Invertebrates account for more than 95% of all animal biodiversity and provide key ecosystem services such as carbon cycling, maintenance of soil fertility and water purification. The provision of such services to society is mediated by species’ functional traits - their body size, how they consume resources, their mobility, etc. Yet, to date, our understanding of invertebrate functional trait responses to global environmental change has remained limited.

Glacier-fed rivers represent an ideal model system for exploring the impacts of environmental change on invertebrate functional traits at a global scale as they are relatively pristine (free from direct human modification) and are found worldwide within confined geographic zones (Arctic and alpine).  Climate-induced glacier retreat has been apparent in most regions of the world, creating consistent gradients in river habitat conditions downstream of the melting ice – these range from harsh cold, turbid, unstable conditions close to the glacier to more benign, stable conditions further from the glacier terminus.

Extremes along the gradient of glacial river habitats range from cold, highly unstable, sediment-laden torrents (left) to clear water streams with vegetated banks (right)
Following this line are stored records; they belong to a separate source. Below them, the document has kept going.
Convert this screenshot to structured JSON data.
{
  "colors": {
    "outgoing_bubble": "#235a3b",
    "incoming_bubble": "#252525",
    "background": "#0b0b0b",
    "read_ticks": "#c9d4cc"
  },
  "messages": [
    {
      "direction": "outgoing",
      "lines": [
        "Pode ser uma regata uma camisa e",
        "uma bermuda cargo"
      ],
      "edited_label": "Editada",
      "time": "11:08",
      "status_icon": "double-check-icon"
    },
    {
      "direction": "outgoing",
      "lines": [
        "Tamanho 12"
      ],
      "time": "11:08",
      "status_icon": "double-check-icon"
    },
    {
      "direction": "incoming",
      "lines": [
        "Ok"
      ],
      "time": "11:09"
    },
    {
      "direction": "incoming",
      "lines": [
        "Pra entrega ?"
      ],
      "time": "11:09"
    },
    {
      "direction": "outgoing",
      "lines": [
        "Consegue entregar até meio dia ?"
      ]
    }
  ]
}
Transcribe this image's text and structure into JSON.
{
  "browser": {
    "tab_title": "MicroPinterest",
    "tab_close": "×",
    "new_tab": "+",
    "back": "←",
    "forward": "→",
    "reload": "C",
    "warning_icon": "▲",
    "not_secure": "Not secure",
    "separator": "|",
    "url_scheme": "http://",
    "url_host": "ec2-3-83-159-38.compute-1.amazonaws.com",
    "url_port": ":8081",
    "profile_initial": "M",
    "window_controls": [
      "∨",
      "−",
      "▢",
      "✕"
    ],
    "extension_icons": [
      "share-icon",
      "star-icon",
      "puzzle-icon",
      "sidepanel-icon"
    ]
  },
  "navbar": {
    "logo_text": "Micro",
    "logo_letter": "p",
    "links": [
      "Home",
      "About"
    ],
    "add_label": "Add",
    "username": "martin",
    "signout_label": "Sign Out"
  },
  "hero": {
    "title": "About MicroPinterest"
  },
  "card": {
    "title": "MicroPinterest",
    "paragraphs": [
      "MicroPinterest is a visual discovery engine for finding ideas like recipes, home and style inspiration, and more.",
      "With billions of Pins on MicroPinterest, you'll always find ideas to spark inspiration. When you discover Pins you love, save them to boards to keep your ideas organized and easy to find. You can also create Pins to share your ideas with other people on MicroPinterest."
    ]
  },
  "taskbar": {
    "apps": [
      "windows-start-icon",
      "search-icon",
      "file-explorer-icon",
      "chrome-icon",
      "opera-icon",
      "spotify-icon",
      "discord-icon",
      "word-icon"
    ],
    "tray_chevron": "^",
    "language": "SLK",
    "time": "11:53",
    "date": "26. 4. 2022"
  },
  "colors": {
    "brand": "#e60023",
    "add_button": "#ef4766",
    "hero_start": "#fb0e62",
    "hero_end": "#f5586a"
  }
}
A European Science Foundation meeting at the University of Birmingham in 2013 brought together 18 researchers studying glacier-fed river systems from across the globe. It quickly became clear that we had invertebrate records from glacier-fed rivers covering a wide latitudinal gradient - from the high Arctic to the US Rockies and the French Pyrenees to the famous Fox and Franz Josef glaciers of New Zealand. Luckily, the field sampling techniques had been standardised across the majority of our sites, meaning that we were able to combine our datasets to examine global patterns. The combined dataset represented records of more than a million invertebrates collected from 100’s of sites representing 1000’s of hours of field and laboratory work. However, we still had the far from trivial task of harmonising and expanding existing trait databases from three continents.  For this task, we were able to enlist expert advice from taxonomists working in each region to advise on functional traits for some of the rarer species.

Our global analysis was only possible due to countless days of fieldwork in harsh conditions

With the trait database complete, we started working on this great dataset expecting to confirm some long-held ideas about what happens to invertebrates in glacially-influenced rivers as the ice melts and eventually disappears altogether. Previous work led us to predict that invertebrates are less ‘filtered’ by the environment as glaciers shrink. In other words, that animals with particular specialist traits, like the ability to live at low temperatures and resist harsh, unstable conditions, would be replaced by animals with a variety of other traits. To some extent we found that this was indeed the case, but the surprise for everyone was that geography was an even more important factor – the adaptation of these ecosystems to climate change is limited because the animals that should be living in the new conditions are often unable to reach the site.

The results highlight the significant potential for using traits based approaches to understand how other groups of invertebrates (e.g. terrestrial or marine) will respond to environmental change around the world. They also raise important questions about fragmentation of rivers because dams and reservoirs can further restrict the movement of animals, limiting their adaptation to climate change. At the same time, glacial river basins are often desirable areas for locating new dams for hydroelectricity and water resources management, especially in developing countries. Ongoing work with the team is looking in more detail at the processes involved and the consequences for ecosystem services in Arctic and alpine regions where glaciers are being lost at an alarming rate.

An adult predatory Stonefly (Perla grandis) after emergence from an alpine stream. This species has a large body size and requires two years to complete its aquatic life cycle stage, hence is only found at more stable sites with lower glacier influence.

This summary was written by Martin Wilkes, Kieran Khamis and Lee Brown

Kieran Khamis

Research Fellow, University of Birmingham